● PROBLEM
Write out the following records exactly, each one in full.

● DATA RECORDS
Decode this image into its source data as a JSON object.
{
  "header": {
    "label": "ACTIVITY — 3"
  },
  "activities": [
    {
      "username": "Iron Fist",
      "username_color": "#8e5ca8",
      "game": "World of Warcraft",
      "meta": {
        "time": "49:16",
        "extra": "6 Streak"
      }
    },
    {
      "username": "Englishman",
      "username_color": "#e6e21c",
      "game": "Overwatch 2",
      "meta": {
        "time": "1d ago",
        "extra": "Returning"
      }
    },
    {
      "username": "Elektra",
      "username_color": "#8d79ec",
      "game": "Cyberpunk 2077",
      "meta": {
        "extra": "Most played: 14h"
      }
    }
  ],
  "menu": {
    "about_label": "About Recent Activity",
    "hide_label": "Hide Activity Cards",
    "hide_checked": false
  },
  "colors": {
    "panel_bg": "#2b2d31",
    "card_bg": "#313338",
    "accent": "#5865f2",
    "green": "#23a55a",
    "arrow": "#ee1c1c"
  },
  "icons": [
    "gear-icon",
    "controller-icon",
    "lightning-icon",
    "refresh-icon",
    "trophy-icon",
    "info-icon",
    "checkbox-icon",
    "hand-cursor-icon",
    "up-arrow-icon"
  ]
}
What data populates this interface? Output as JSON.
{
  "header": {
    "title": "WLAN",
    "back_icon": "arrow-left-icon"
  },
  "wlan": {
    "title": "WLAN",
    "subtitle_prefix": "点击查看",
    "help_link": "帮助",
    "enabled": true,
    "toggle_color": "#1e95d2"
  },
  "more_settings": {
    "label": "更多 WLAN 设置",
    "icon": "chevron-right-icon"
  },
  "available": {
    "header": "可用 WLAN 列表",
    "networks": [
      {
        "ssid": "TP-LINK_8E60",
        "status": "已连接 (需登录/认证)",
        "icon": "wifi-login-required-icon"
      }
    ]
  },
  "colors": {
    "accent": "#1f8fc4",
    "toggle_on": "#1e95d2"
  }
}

● WRITTEN ANSWER
Decode this image into its source data as a JSON object.
{
  "header": {
    "label": "ACTIVITY — 3"
  },
  "activities": [
    {
      "username": "Iron Fist",
      "username_color": "#8e5ca8",
      "game": "World of Warcraft",
      "meta": {
        "time": "49:16",
        "extra": "6 Streak"
      }
    },
    {
      "username": "Englishman",
      "username_color": "#e6e21c",
      "game": "Overwatch 2",
      "meta": {
        "time": "1d ago",
        "extra": "Returning"
      }
    },
    {
      "username": "Elektra",
      "username_color": "#8d79ec",
      "game": "Cyberpunk 2077",
      "meta": {
        "extra": "Most played: 14h"
      }
    }
  ],
  "menu": {
    "about_label": "About Recent Activity",
    "hide_label": "Hide Activity Cards",
    "hide_checked": false
  },
  "colors": {
    "panel_bg": "#2b2d31",
    "card_bg": "#313338",
    "accent": "#5865f2",
    "green": "#23a55a",
    "arrow": "#ee1c1c"
  },
  "icons": [
    "gear-icon",
    "controller-icon",
    "lightning-icon",
    "refresh-icon",
    "trophy-icon",
    "info-icon",
    "checkbox-icon",
    "hand-cursor-icon",
    "up-arrow-icon"
  ]
}
What data populates this interface? Output as JSON.
{
  "header": {
    "title": "WLAN",
    "back_icon": "arrow-left-icon"
  },
  "wlan": {
    "title": "WLAN",
    "subtitle_prefix": "点击查看",
    "help_link": "帮助",
    "enabled": true,
    "toggle_color": "#1e95d2"
  },
  "more_settings": {
    "label": "更多 WLAN 设置",
    "icon": "chevron-right-icon"
  },
  "available": {
    "header": "可用 WLAN 列表",
    "networks": [
      {
        "ssid": "TP-LINK_8E60",
        "status": "已连接 (需登录/认证)",
        "icon": "wifi-login-required-icon"
      }
    ]
  },
  "colors": {
    "accent": "#1f8fc4",
    "toggle_on": "#1e95d2"
  }
}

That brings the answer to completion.